▶ _ACTIVITY_
All of the records shown below need to be copied with no differences.

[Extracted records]
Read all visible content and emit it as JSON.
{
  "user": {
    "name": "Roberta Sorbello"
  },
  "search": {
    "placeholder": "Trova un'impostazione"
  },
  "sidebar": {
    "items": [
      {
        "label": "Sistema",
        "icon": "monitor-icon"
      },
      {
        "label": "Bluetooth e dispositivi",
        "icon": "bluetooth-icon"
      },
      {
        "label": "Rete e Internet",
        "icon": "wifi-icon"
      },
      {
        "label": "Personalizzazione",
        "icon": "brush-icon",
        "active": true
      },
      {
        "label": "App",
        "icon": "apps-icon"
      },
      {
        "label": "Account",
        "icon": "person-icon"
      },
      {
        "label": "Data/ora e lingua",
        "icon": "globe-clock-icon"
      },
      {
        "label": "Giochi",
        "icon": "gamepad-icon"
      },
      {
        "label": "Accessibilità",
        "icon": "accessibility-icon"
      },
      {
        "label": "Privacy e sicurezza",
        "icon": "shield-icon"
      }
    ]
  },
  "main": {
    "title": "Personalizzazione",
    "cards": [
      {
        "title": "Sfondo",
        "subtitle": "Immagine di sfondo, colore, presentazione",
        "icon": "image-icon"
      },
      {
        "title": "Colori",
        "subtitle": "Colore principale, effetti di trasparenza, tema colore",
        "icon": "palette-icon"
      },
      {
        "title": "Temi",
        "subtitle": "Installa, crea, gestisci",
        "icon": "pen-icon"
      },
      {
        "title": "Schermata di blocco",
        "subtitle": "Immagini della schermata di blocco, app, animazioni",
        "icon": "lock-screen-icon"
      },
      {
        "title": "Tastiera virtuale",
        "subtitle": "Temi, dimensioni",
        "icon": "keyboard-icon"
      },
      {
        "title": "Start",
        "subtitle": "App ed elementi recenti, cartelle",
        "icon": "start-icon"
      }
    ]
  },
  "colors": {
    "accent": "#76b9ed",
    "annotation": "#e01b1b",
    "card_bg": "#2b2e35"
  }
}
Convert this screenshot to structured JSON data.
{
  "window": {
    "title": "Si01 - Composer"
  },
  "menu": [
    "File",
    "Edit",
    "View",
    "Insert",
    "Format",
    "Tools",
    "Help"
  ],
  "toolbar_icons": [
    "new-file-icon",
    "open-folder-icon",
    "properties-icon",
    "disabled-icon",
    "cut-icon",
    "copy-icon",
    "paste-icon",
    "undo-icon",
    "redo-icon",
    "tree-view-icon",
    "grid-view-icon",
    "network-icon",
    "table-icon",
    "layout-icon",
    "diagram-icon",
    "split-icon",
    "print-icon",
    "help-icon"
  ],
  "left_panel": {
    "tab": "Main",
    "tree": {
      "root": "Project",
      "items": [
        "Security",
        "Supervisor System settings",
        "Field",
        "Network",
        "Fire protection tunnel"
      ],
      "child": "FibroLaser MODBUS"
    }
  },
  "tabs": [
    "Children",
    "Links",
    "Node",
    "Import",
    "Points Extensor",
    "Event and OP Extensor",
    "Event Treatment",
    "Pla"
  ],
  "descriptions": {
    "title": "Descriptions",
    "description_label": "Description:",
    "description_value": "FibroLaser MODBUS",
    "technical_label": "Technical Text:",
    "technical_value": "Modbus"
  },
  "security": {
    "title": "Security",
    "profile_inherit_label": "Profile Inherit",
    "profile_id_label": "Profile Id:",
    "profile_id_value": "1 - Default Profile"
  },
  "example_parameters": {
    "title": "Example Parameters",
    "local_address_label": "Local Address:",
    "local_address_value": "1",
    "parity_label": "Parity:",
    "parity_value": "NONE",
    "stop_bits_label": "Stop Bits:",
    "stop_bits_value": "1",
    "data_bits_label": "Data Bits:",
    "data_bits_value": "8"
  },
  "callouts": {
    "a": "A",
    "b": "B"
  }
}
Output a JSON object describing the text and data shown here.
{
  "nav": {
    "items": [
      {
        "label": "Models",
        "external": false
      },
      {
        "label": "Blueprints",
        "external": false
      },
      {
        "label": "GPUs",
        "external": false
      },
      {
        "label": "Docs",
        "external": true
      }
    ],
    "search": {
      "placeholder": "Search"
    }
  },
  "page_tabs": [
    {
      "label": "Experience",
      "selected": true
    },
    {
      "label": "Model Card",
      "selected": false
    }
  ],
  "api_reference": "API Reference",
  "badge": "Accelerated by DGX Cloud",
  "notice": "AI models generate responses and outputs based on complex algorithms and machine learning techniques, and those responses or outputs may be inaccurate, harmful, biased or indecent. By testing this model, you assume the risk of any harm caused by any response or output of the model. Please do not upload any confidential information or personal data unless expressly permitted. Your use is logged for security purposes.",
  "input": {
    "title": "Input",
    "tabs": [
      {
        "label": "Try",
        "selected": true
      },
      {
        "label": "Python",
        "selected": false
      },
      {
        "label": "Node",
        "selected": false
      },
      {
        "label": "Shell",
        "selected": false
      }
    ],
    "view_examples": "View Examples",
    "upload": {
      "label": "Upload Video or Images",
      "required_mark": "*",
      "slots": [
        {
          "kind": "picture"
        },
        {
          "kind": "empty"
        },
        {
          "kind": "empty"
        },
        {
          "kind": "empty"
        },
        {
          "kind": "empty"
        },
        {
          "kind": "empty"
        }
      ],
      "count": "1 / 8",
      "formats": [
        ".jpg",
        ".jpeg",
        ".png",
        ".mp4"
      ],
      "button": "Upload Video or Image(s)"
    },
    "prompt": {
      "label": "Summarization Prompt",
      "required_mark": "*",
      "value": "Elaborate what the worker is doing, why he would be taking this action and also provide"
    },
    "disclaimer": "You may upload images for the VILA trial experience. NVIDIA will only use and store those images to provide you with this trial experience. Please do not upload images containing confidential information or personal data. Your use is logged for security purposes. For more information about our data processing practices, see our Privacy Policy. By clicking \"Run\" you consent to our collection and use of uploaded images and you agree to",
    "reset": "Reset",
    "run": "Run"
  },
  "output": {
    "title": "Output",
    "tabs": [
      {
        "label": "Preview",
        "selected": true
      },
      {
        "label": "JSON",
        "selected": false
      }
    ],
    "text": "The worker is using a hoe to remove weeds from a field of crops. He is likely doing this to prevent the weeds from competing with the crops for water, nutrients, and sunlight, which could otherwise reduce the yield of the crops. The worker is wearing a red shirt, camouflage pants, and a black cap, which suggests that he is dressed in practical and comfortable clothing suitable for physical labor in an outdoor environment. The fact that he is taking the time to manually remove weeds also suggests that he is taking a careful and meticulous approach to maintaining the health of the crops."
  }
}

▶ _ANSWER FOR THE TASK_
Read all visible content and emit it as JSON.
{
  "user": {
    "name": "Roberta Sorbello"
  },
  "search": {
    "placeholder": "Trova un'impostazione"
  },
  "sidebar": {
    "items": [
      {
        "label": "Sistema",
        "icon": "monitor-icon"
      },
      {
        "label": "Bluetooth e dispositivi",
        "icon": "bluetooth-icon"
      },
      {
        "label": "Rete e Internet",
        "icon": "wifi-icon"
      },
      {
        "label": "Personalizzazione",
        "icon": "brush-icon",
        "active": true
      },
      {
        "label": "App",
        "icon": "apps-icon"
      },
      {
        "label": "Account",
        "icon": "person-icon"
      },
      {
        "label": "Data/ora e lingua",
        "icon": "globe-clock-icon"
      },
      {
        "label": "Giochi",
        "icon": "gamepad-icon"
      },
      {
        "label": "Accessibilità",
        "icon": "accessibility-icon"
      },
      {
        "label": "Privacy e sicurezza",
        "icon": "shield-icon"
      }
    ]
  },
  "main": {
    "title": "Personalizzazione",
    "cards": [
      {
        "title": "Sfondo",
        "subtitle": "Immagine di sfondo, colore, presentazione",
        "icon": "image-icon"
      },
      {
        "title": "Colori",
        "subtitle": "Colore principale, effetti di trasparenza, tema colore",
        "icon": "palette-icon"
      },
      {
        "title": "Temi",
        "subtitle": "Installa, crea, gestisci",
        "icon": "pen-icon"
      },
      {
        "title": "Schermata di blocco",
        "subtitle": "Immagini della schermata di blocco, app, animazioni",
        "icon": "lock-screen-icon"
      },
      {
        "title": "Tastiera virtuale",
        "subtitle": "Temi, dimensioni",
        "icon": "keyboard-icon"
      },
      {
        "title": "Start",
        "subtitle": "App ed elementi recenti, cartelle",
        "icon": "start-icon"
      }
    ]
  },
  "colors": {
    "accent": "#76b9ed",
    "annotation": "#e01b1b",
    "card_bg": "#2b2e35"
  }
}
Convert this screenshot to structured JSON data.
{
  "window": {
    "title": "Si01 - Composer"
  },
  "menu": [
    "File",
    "Edit",
    "View",
    "Insert",
    "Format",
    "Tools",
    "Help"
  ],
  "toolbar_icons": [
    "new-file-icon",
    "open-folder-icon",
    "properties-icon",
    "disabled-icon",
    "cut-icon",
    "copy-icon",
    "paste-icon",
    "undo-icon",
    "redo-icon",
    "tree-view-icon",
    "grid-view-icon",
    "network-icon",
    "table-icon",
    "layout-icon",
    "diagram-icon",
    "split-icon",
    "print-icon",
    "help-icon"
  ],
  "left_panel": {
    "tab": "Main",
    "tree": {
      "root": "Project",
      "items": [
        "Security",
        "Supervisor System settings",
        "Field",
        "Network",
        "Fire protection tunnel"
      ],
      "child": "FibroLaser MODBUS"
    }
  },
  "tabs": [
    "Children",
    "Links",
    "Node",
    "Import",
    "Points Extensor",
    "Event and OP Extensor",
    "Event Treatment",
    "Pla"
  ],
  "descriptions": {
    "title": "Descriptions",
    "description_label": "Description:",
    "description_value": "FibroLaser MODBUS",
    "technical_label": "Technical Text:",
    "technical_value": "Modbus"
  },
  "security": {
    "title": "Security",
    "profile_inherit_label": "Profile Inherit",
    "profile_id_label": "Profile Id:",
    "profile_id_value": "1 - Default Profile"
  },
  "example_parameters": {
    "title": "Example Parameters",
    "local_address_label": "Local Address:",
    "local_address_value": "1",
    "parity_label": "Parity:",
    "parity_value": "NONE",
    "stop_bits_label": "Stop Bits:",
    "stop_bits_value": "1",
    "data_bits_label": "Data Bits:",
    "data_bits_value": "8"
  },
  "callouts": {
    "a": "A",
    "b": "B"
  }
}
Output a JSON object describing the text and data shown here.
{
  "nav": {
    "items": [
      {
        "label": "Models",
        "external": false
      },
      {
        "label": "Blueprints",
        "external": false
      },
      {
        "label": "GPUs",
        "external": false
      },
      {
        "label": "Docs",
        "external": true
      }
    ],
    "search": {
      "placeholder": "Search"
    }
  },
  "page_tabs": [
    {
      "label": "Experience",
      "selected": true
    },
    {
      "label": "Model Card",
      "selected": false
    }
  ],
  "api_reference": "API Reference",
  "badge": "Accelerated by DGX Cloud",
  "notice": "AI models generate responses and outputs based on complex algorithms and machine learning techniques, and those responses or outputs may be inaccurate, harmful, biased or indecent. By testing this model, you assume the risk of any harm caused by any response or output of the model. Please do not upload any confidential information or personal data unless expressly permitted. Your use is logged for security purposes.",
  "input": {
    "title": "Input",
    "tabs": [
      {
        "label": "Try",
        "selected": true
      },
      {
        "label": "Python",
        "selected": false
      },
      {
        "label": "Node",
        "selected": false
      },
      {
        "label": "Shell",
        "selected": false
      }
    ],
    "view_examples": "View Examples",
    "upload": {
      "label": "Upload Video or Images",
      "required_mark": "*",
      "slots": [
        {
          "kind": "picture"
        },
        {
          "kind": "empty"
        },
        {
          "kind": "empty"
        },
        {
          "kind": "empty"
        },
        {
          "kind": "empty"
        },
        {
          "kind": "empty"
        }
      ],
      "count": "1 / 8",
      "formats": [
        ".jpg",
        ".jpeg",
        ".png",
        ".mp4"
      ],
      "button": "Upload Video or Image(s)"
    },
    "prompt": {
      "label": "Summarization Prompt",
      "required_mark": "*",
      "value": "Elaborate what the worker is doing, why he would be taking this action and also provide"
    },
    "disclaimer": "You may upload images for the VILA trial experience. NVIDIA will only use and store those images to provide you with this trial experience. Please do not upload images containing confidential information or personal data. Your use is logged for security purposes. For more information about our data processing practices, see our Privacy Policy. By clicking \"Run\" you consent to our collection and use of uploaded images and you agree to",
    "reset": "Reset",
    "run": "Run"
  },
  "output": {
    "title": "Output",
    "tabs": [
      {
        "label": "Preview",
        "selected": true
      },
      {
        "label": "JSON",
        "selected": false
      }
    ],
    "text": "The worker is using a hoe to remove weeds from a field of crops. He is likely doing this to prevent the weeds from competing with the crops for water, nutrients, and sunlight, which could otherwise reduce the yield of the crops. The worker is wearing a red shirt, camouflage pants, and a black cap, which suggests that he is dressed in practical and comfortable clothing suitable for physical labor in an outdoor environment. The fact that he is taking the time to manually remove weeds also suggests that he is taking a careful and meticulous approach to maintaining the health of the crops."
  }
}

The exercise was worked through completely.